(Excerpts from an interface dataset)
────────────────────
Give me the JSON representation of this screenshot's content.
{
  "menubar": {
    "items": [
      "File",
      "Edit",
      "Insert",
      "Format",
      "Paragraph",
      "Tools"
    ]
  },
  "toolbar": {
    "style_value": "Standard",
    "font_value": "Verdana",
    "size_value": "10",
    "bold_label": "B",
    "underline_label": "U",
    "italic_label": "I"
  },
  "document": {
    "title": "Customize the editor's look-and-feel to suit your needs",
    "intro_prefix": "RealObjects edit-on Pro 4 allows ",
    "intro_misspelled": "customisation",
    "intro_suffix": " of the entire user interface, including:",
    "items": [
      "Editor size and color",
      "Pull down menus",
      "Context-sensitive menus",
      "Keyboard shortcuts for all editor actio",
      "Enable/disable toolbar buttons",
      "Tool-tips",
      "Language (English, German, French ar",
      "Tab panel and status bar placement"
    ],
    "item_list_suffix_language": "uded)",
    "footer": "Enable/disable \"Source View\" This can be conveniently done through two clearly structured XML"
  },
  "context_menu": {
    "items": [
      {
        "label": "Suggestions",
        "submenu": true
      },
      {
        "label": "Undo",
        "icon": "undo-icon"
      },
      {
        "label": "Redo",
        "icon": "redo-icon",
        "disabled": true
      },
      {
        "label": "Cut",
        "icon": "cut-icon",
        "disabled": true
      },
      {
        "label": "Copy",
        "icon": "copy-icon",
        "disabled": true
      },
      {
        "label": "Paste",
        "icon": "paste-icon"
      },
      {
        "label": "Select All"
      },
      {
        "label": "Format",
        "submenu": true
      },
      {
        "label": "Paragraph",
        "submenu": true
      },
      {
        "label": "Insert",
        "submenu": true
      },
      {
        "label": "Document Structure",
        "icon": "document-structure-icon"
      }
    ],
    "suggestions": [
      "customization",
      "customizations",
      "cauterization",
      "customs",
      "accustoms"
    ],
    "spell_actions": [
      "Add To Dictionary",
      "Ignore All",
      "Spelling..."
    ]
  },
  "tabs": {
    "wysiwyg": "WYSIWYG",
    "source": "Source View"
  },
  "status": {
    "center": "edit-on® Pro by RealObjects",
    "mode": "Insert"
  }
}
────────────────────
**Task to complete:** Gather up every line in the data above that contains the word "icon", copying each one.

**Exercise result:**
        "icon": "undo-icon"
        "icon": "redo-icon",
        "icon": "cut-icon",
        "icon": "copy-icon",
        "icon": "paste-icon"
        "icon": "document-structure-icon"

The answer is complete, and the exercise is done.